Which lines in the records below include the word "road"? Report each of them in full.

<<<<

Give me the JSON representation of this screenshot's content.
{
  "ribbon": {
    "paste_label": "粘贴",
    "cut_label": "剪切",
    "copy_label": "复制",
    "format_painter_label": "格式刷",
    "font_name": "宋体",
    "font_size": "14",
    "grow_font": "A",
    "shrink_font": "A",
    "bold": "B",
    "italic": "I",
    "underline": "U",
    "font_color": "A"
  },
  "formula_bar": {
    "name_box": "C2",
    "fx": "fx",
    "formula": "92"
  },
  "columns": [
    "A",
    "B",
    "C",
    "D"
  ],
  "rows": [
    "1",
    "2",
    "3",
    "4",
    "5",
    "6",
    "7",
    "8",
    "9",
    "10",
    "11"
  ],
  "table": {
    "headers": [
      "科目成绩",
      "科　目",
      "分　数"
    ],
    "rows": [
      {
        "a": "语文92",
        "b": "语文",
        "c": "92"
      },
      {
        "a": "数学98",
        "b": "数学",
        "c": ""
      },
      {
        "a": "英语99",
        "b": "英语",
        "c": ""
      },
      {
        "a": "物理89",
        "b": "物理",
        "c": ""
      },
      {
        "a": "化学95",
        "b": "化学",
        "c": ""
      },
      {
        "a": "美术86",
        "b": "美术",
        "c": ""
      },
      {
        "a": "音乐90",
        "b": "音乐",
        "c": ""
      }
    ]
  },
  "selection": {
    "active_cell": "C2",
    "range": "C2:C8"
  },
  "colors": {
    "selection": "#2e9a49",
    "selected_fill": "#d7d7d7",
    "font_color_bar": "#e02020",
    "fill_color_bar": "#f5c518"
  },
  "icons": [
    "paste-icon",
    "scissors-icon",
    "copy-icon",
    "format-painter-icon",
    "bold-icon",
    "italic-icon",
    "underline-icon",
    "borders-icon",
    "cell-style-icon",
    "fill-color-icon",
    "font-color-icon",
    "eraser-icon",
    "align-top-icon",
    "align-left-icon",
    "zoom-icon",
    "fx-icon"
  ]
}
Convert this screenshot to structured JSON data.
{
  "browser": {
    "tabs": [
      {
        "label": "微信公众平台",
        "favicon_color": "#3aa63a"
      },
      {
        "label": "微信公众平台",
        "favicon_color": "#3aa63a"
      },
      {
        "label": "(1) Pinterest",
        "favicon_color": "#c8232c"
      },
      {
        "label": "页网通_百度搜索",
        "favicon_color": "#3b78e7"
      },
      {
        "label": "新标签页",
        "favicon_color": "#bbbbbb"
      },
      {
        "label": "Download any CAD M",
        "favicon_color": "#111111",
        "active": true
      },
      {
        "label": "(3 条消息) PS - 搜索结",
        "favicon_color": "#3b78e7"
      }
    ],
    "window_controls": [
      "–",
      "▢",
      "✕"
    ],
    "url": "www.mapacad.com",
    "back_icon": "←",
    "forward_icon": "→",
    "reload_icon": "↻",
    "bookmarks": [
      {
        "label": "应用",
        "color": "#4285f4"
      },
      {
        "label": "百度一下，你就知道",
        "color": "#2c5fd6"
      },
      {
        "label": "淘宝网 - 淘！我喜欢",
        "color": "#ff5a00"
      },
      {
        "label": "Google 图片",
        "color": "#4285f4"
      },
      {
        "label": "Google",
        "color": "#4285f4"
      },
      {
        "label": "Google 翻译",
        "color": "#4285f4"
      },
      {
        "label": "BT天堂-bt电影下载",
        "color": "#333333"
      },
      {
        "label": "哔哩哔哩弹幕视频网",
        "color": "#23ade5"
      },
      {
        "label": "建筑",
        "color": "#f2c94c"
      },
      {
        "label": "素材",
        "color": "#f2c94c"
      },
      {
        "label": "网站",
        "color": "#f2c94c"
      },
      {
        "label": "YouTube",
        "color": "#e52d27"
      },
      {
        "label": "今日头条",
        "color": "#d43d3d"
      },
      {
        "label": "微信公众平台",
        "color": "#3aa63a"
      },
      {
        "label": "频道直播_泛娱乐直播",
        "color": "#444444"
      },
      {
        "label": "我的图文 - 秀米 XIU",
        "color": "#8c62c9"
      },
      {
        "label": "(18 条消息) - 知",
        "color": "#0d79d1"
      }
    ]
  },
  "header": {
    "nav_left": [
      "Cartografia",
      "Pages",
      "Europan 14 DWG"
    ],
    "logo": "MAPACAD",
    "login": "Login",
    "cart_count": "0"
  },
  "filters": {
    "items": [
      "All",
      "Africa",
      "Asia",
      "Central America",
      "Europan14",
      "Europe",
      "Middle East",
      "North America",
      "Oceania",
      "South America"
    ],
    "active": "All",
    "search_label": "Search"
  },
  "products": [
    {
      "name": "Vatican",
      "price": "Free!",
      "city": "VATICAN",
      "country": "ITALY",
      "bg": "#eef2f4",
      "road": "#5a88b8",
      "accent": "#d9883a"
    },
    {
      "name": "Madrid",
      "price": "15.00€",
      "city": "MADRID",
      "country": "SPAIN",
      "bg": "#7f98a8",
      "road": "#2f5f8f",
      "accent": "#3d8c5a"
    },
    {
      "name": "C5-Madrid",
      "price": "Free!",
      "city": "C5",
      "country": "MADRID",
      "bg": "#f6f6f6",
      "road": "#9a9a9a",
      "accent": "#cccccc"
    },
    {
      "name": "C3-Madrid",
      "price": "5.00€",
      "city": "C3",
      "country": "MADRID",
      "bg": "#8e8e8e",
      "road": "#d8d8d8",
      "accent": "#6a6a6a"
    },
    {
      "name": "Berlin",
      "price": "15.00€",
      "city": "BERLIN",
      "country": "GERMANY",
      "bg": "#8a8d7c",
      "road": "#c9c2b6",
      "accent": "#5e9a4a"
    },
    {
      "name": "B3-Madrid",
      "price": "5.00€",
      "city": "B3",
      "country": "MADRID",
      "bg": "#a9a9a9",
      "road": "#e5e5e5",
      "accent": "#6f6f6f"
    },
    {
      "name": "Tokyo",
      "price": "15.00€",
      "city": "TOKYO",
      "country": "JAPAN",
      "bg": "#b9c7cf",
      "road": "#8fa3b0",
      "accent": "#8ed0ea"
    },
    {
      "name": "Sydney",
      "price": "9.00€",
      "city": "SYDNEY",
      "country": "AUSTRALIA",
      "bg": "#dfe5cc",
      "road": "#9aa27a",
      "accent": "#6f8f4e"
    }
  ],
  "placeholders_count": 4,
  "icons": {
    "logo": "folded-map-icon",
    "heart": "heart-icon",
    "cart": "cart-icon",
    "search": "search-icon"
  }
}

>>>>

ANSWER TO THE PROBLEM
      "road": "#5a88b8",
      "road": "#2f5f8f",
      "road": "#9a9a9a",
      "road": "#d8d8d8",
      "road": "#c9c2b6",
      "road": "#e5e5e5",
      "road": "#8fa3b0",
      "road": "#9aa27a",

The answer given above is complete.